## Exercise description
Show every line from the data below that includes "true".

[[ Supplied entries open ]]

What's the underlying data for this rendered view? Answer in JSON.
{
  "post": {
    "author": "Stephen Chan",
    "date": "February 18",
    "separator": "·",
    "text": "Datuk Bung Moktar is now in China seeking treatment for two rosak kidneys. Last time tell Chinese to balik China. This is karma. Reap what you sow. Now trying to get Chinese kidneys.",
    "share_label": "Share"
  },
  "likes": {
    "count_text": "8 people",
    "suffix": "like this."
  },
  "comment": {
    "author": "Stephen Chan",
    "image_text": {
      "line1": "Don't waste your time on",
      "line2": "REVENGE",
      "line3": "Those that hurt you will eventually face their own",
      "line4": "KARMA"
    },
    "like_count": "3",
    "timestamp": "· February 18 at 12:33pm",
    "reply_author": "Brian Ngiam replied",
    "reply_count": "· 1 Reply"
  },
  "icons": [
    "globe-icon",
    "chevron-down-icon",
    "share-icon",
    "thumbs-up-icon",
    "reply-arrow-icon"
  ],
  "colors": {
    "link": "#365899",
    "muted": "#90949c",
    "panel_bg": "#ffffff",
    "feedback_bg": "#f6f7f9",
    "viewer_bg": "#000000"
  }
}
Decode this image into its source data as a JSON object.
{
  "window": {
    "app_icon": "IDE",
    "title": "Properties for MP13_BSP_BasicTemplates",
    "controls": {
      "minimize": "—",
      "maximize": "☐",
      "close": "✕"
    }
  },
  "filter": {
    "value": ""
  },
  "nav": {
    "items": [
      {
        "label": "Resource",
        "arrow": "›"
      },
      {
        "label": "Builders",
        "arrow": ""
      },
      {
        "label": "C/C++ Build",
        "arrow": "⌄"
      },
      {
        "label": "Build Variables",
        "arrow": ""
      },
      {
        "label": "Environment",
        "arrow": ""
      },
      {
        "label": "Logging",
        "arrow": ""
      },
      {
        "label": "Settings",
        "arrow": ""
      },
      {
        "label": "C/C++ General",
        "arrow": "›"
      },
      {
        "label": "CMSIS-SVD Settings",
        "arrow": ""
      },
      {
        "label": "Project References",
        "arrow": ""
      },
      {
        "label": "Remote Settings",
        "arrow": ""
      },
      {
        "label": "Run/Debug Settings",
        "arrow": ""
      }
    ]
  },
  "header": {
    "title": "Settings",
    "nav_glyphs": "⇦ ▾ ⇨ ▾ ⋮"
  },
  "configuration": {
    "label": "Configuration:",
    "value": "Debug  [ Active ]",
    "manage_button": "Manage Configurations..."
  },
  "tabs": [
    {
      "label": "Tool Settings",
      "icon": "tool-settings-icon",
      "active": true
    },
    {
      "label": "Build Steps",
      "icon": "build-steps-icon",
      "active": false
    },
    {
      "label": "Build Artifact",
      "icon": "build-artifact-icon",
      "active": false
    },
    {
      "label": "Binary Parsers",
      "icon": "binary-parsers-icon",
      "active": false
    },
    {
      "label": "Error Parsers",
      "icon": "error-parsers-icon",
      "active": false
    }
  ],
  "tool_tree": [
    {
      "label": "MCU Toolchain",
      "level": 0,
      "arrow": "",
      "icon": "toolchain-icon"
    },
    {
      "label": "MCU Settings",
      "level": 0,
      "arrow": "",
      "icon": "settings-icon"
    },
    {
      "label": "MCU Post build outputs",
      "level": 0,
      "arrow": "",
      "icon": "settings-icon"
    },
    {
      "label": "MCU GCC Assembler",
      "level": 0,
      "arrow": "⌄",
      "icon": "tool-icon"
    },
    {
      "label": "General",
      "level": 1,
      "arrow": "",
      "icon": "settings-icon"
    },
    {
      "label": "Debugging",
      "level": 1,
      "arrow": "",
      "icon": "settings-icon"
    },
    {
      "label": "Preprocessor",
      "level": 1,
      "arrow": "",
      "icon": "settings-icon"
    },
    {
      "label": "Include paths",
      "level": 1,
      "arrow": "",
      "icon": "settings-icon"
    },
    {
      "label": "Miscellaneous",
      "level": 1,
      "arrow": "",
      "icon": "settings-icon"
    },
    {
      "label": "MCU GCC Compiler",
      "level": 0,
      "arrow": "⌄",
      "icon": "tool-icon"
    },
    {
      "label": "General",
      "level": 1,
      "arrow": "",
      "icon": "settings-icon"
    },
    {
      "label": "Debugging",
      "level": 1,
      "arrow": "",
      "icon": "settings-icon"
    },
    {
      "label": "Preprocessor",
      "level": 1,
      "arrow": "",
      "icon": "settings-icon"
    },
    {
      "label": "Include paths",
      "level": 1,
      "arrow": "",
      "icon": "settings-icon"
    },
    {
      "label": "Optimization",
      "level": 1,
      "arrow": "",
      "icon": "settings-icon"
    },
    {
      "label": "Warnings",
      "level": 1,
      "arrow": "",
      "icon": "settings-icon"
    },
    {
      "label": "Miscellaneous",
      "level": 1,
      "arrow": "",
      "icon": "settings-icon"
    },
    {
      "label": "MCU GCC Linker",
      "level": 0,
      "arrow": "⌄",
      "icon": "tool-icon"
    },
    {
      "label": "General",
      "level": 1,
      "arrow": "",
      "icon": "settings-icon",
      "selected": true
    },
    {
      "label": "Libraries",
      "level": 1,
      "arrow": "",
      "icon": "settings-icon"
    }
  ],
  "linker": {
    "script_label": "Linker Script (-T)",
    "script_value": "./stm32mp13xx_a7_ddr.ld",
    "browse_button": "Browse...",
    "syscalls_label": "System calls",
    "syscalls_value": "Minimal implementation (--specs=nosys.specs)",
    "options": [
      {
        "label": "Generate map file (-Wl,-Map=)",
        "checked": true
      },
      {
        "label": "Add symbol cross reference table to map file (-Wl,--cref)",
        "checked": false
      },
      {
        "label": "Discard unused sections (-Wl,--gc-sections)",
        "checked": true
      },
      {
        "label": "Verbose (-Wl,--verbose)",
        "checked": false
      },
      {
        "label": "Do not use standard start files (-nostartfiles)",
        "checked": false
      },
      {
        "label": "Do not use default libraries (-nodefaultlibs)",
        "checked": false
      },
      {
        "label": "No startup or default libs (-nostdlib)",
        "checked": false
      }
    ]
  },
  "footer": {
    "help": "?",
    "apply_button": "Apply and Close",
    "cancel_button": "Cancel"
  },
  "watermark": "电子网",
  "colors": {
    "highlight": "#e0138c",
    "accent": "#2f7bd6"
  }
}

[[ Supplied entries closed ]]

## Solution to the exercise
      "active": true
      "selected": true
        "checked": true
        "checked": true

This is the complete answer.